--- START ---

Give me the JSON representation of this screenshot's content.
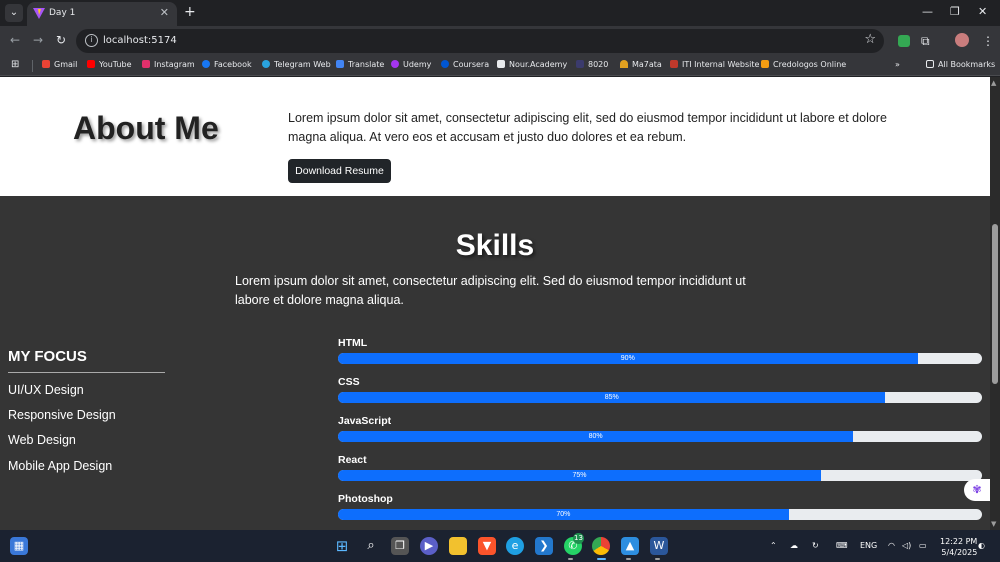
{
  "browser": {
    "tab_title": "Day 1",
    "url": "localhost:5174",
    "all_bookmarks_label": "All Bookmarks",
    "bookmarks": [
      {
        "label": "Gmail",
        "color": "#ea4335"
      },
      {
        "label": "YouTube",
        "color": "#ff0000"
      },
      {
        "label": "Instagram",
        "color": "#e1306c"
      },
      {
        "label": "Facebook",
        "color": "#1877f2"
      },
      {
        "label": "Telegram Web",
        "color": "#2aa3de"
      },
      {
        "label": "Translate",
        "color": "#4285f4"
      },
      {
        "label": "Udemy",
        "color": "#a435f0"
      },
      {
        "label": "Coursera",
        "color": "#0056d2"
      },
      {
        "label": "Nour.Academy",
        "color": "#e8eaed"
      },
      {
        "label": "8020",
        "color": "#3b3b6d"
      },
      {
        "label": "Ma7ata",
        "color": "#e0a020"
      },
      {
        "label": "ITI Internal Website",
        "color": "#c0392b"
      },
      {
        "label": "Credologos Online",
        "color": "#f39c12"
      }
    ]
  },
  "about": {
    "title": "About Me",
    "text": "Lorem ipsum dolor sit amet, consectetur adipiscing elit, sed do eiusmod tempor incididunt ut labore et dolore magna aliqua. At vero eos et accusam et justo duo dolores et ea rebum.",
    "button": "Download Resume"
  },
  "skills": {
    "title": "Skills",
    "text": "Lorem ipsum dolor sit amet, consectetur adipiscing elit. Sed do eiusmod tempor incididunt ut labore et dolore magna aliqua.",
    "focus_title": "MY FOCUS",
    "focus_items": [
      "UI/UX Design",
      "Responsive Design",
      "Web Design",
      "Mobile App Design"
    ],
    "items": [
      {
        "name": "HTML",
        "percent": 90,
        "label": "90%"
      },
      {
        "name": "CSS",
        "percent": 85,
        "label": "85%"
      },
      {
        "name": "JavaScript",
        "percent": 80,
        "label": "80%"
      },
      {
        "name": "React",
        "percent": 75,
        "label": "75%"
      },
      {
        "name": "Photoshop",
        "percent": 70,
        "label": "70%"
      }
    ],
    "bar_color": "#0d6efd"
  },
  "taskbar": {
    "lang": "ENG",
    "time": "12:22 PM",
    "date": "5/4/2025",
    "whatsapp_badge": "13"
  }
}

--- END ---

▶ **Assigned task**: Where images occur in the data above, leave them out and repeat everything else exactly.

▶ **Completed exercise**:
Give me the JSON representation of this screenshot's content.
{
  "browser": {
    "tab_title": "Day 1",
    "url": "localhost:5174",
    "all_bookmarks_label": "All Bookmarks",
    "bookmarks": [
      {
        "label": "Gmail",
        "color": "#ea4335"
      },
      {
        "label": "YouTube",
        "color": "#ff0000"
      },
      {
        "label": "Instagram",
        "color": "#e1306c"
      },
      {
        "label": "Facebook",
        "color": "#1877f2"
      },
      {
        "label": "Telegram Web",
        "color": "#2aa3de"
      },
      {
        "label": "Translate",
        "color": "#4285f4"
      },
      {
        "label": "Udemy",
        "color": "#a435f0"
      },
      {
        "label": "Coursera",
        "color": "#0056d2"
      },
      {
        "label": "Nour.Academy",
        "color": "#e8eaed"
      },
      {
        "label": "8020",
        "color": "#3b3b6d"
      },
      {
        "label": "Ma7ata",
        "color": "#e0a020"
      },
      {
        "label": "ITI Internal Website",
        "color": "#c0392b"
      },
      {
        "label": "Credologos Online",
        "color": "#f39c12"
      }
    ]
  },
  "about": {
    "title": "About Me",
    "text": "Lorem ipsum dolor sit amet, consectetur adipiscing elit, sed do eiusmod tempor incididunt ut labore et dolore magna aliqua. At vero eos et accusam et justo duo dolores et ea rebum.",
    "button": "Download Resume"
  },
  "skills": {
    "title": "Skills",
    "text": "Lorem ipsum dolor sit amet, consectetur adipiscing elit. Sed do eiusmod tempor incididunt ut labore et dolore magna aliqua.",
    "focus_title": "MY FOCUS",
    "focus_items": [
      "UI/UX Design",
      "Responsive Design",
      "Web Design",
      "Mobile App Design"
    ],
    "items": [
      {
        "name": "HTML",
        "percent": 90,
        "label": "90%"
      },
      {
        "name": "CSS",
        "percent": 85,
        "label": "85%"
      },
      {
        "name": "JavaScript",
        "percent": 80,
        "label": "80%"
      },
      {
        "name": "React",
        "percent": 75,
        "label": "75%"
      },
      {
        "name": "Photoshop",
        "percent": 70,
        "label": "70%"
      }
    ],
    "bar_color": "#0d6efd"
  },
  "taskbar": {
    "lang": "ENG",
    "time": "12:22 PM",
    "date": "5/4/2025",
    "whatsapp_badge": "13"
  }
}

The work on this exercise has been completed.